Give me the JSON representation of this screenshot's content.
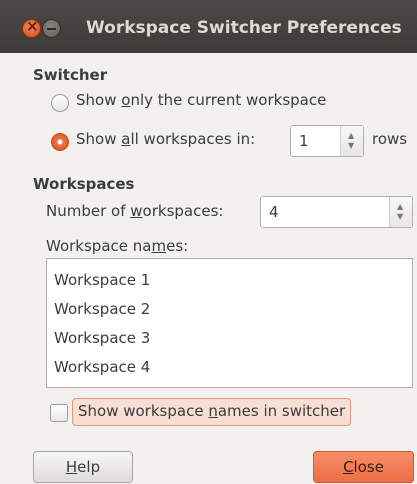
{
  "window": {
    "title": "Workspace Switcher Preferences"
  },
  "switcher": {
    "heading": "Switcher",
    "option_current_pre": "Show ",
    "option_current_key": "o",
    "option_current_post": "nly the current workspace",
    "option_all_pre": "Show ",
    "option_all_key": "a",
    "option_all_post": "ll workspaces in:",
    "option_all_selected": true,
    "rows_value": "1",
    "rows_suffix": "rows"
  },
  "workspaces": {
    "heading": "Workspaces",
    "count_label_pre": "Number of ",
    "count_label_key": "w",
    "count_label_post": "orkspaces:",
    "count_value": "4",
    "names_label_pre": "Workspace na",
    "names_label_key": "m",
    "names_label_post": "es:",
    "names": [
      "Workspace 1",
      "Workspace 2",
      "Workspace 3",
      "Workspace 4"
    ],
    "show_names_pre": "Show workspace ",
    "show_names_key": "n",
    "show_names_post": "ames in switcher",
    "show_names_checked": false
  },
  "buttons": {
    "help_key": "H",
    "help_rest": "elp",
    "close_key": "C",
    "close_rest": "lose"
  }
}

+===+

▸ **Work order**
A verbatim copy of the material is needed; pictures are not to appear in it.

▸ **Answer to this problem**
Give me the JSON representation of this screenshot's content.
{
  "window": {
    "title": "Workspace Switcher Preferences"
  },
  "switcher": {
    "heading": "Switcher",
    "option_current_pre": "Show ",
    "option_current_key": "o",
    "option_current_post": "nly the current workspace",
    "option_all_pre": "Show ",
    "option_all_key": "a",
    "option_all_post": "ll workspaces in:",
    "option_all_selected": true,
    "rows_value": "1",
    "rows_suffix": "rows"
  },
  "workspaces": {
    "heading": "Workspaces",
    "count_label_pre": "Number of ",
    "count_label_key": "w",
    "count_label_post": "orkspaces:",
    "count_value": "4",
    "names_label_pre": "Workspace na",
    "names_label_key": "m",
    "names_label_post": "es:",
    "names": [
      "Workspace 1",
      "Workspace 2",
      "Workspace 3",
      "Workspace 4"
    ],
    "show_names_pre": "Show workspace ",
    "show_names_key": "n",
    "show_names_post": "ames in switcher",
    "show_names_checked": false
  },
  "buttons": {
    "help_key": "H",
    "help_rest": "elp",
    "close_key": "C",
    "close_rest": "lose"
  }
}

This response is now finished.